State of Jefferson topic of Republican event
Last Wednesday, Sept. 19, the Jefferson County Republican Party hosted an event at the Jefferson County Senior Center that included an interesting guest presenter.
Bob Chard, the state coordinator for the State of Jefferson movement presented a wealth of historical and constitutional information, as well as his rationale for the movement.
Chard spoke for just under an hour, explaining to the audience, that included Jefferson County Commissioner Mae Huston, the movement's key objectives, along with the primary goal of restoring "fairness" within the political process.
Chard stressed that the movement is not about secession, but rather "separation or partition" and the creation of the 51st state.
According to some of the SOJ's literature, the movement asks: Why support the State of Jefferson? "The State of Jefferson is a growing movement to regain representation, by creating a new state from two existing states. This has been done four times in our history. We want to restore our constitutional liberties, reduce growing taxes and regulations, and restore a local-based model of government, where social services, education and natural resources are
Chard discussed how rural counties within the state have "little to no voice" and are not being equally represented, something the movement feels needs to be addressed. He understands and acknowledges that the movement is a tough sell. However, there are growing numbers of individuals and groups getting involved, learning about the group and asking questions.
The 51st state would be funded exclusively by a sales tax, eliminating property taxes and introducing a "business friendly tax structure, encouraging businesses to come set up shop."
Locally, Jefferson County currently has a "working committee" coordinated by Montie P. Soderquist, spearheading a petition drive for the Jefferson County voters that states, "We, the undersigned, support a Declaration and Petition by the Jefferson County Commissioners to withdraw from the State of Oregon."
After Chard's presentation, Huston said she is "not opposed to the
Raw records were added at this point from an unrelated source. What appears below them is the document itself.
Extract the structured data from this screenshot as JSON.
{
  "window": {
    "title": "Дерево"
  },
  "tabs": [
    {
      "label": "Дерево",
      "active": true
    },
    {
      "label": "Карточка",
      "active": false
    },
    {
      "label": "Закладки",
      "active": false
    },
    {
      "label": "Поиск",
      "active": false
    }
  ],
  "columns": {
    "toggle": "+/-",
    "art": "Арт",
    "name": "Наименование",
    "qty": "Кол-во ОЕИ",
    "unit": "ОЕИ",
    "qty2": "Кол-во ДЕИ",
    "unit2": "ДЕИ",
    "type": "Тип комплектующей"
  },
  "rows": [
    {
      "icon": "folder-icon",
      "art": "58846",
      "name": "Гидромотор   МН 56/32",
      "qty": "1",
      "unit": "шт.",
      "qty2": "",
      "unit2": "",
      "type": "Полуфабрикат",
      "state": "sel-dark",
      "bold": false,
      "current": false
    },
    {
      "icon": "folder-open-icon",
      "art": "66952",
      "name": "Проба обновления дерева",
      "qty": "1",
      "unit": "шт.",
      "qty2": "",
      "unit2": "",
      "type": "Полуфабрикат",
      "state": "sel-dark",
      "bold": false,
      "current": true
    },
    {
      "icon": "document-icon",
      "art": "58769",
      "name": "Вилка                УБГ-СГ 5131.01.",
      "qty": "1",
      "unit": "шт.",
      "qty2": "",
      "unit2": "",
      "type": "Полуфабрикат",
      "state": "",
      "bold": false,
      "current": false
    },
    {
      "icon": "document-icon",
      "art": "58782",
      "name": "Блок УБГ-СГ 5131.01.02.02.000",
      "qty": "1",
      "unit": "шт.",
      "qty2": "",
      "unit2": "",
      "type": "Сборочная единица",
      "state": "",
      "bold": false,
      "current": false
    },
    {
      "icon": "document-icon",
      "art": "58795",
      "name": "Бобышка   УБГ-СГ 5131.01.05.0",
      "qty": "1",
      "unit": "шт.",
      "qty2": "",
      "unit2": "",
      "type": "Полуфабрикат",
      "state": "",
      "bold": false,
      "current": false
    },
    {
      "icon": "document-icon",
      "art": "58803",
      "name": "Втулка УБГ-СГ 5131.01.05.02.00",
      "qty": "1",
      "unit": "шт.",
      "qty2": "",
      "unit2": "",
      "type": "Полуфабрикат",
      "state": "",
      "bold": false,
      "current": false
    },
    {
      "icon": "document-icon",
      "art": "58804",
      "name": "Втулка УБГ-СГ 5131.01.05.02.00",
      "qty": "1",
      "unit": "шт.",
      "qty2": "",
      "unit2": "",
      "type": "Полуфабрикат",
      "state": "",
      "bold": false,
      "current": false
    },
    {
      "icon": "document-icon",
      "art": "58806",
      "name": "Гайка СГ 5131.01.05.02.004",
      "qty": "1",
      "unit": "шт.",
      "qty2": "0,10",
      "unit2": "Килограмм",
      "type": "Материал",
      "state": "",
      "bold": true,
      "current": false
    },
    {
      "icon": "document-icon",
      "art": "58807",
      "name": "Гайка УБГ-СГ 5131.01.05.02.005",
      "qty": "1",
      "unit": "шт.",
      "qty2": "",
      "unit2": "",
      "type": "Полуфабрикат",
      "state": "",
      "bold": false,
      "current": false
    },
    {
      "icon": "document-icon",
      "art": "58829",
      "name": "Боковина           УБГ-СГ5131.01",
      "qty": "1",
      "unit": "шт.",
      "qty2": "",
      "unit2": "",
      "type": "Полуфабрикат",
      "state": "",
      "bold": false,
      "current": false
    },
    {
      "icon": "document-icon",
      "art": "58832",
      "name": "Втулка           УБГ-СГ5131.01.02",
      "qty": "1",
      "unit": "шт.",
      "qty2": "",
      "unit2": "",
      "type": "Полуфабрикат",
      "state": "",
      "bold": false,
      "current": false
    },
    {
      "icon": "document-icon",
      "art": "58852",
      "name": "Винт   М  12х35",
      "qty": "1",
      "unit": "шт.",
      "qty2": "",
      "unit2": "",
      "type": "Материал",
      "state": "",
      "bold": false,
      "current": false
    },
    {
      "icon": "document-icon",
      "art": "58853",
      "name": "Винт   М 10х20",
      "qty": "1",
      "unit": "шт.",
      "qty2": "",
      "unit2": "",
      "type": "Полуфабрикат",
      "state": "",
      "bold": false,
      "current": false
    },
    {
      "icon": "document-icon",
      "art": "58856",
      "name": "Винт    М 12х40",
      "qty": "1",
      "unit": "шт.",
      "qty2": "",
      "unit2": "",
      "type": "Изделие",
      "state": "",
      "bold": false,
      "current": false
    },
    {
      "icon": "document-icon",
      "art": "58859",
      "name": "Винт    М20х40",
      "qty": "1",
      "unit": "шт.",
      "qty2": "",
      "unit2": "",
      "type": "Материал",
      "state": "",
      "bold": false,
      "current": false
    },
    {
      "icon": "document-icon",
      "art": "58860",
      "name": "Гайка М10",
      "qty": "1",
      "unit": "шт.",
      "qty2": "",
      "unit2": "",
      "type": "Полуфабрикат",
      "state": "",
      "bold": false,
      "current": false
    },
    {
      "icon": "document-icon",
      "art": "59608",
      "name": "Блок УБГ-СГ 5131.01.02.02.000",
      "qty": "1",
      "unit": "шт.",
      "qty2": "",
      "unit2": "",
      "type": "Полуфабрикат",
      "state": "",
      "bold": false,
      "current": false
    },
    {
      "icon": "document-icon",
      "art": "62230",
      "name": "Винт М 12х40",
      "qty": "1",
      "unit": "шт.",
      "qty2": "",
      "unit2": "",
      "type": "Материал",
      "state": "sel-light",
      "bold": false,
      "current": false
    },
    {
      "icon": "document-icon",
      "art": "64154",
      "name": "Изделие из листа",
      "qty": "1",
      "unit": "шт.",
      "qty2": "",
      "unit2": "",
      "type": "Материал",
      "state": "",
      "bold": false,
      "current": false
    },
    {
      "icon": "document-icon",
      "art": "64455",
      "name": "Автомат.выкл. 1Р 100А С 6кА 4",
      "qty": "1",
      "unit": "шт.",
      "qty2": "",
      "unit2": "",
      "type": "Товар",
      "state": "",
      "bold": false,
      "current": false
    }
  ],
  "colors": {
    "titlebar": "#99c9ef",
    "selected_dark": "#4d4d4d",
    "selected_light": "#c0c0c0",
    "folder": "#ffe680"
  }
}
concept, but would like to see support from the majority of the county's registered voters."
Later, Jefferson County Commissioner-elect Kelly Simmelink stated, "I
am interested in learning about the SOJ movement."
Simmelink went on to say, "I encourage guys like Montie to get the public involved to see if it's something people are willing to make a commitment to doing first and foremost."
"I hope that people will get involved and discover for themselves whether
this is the best option, an option or dead on the vine," he said, adding that as a rural citizen, he believes, "Something (whether it is this or not) needs to happen for rural Oregon and California residents to have an equal voice in their state."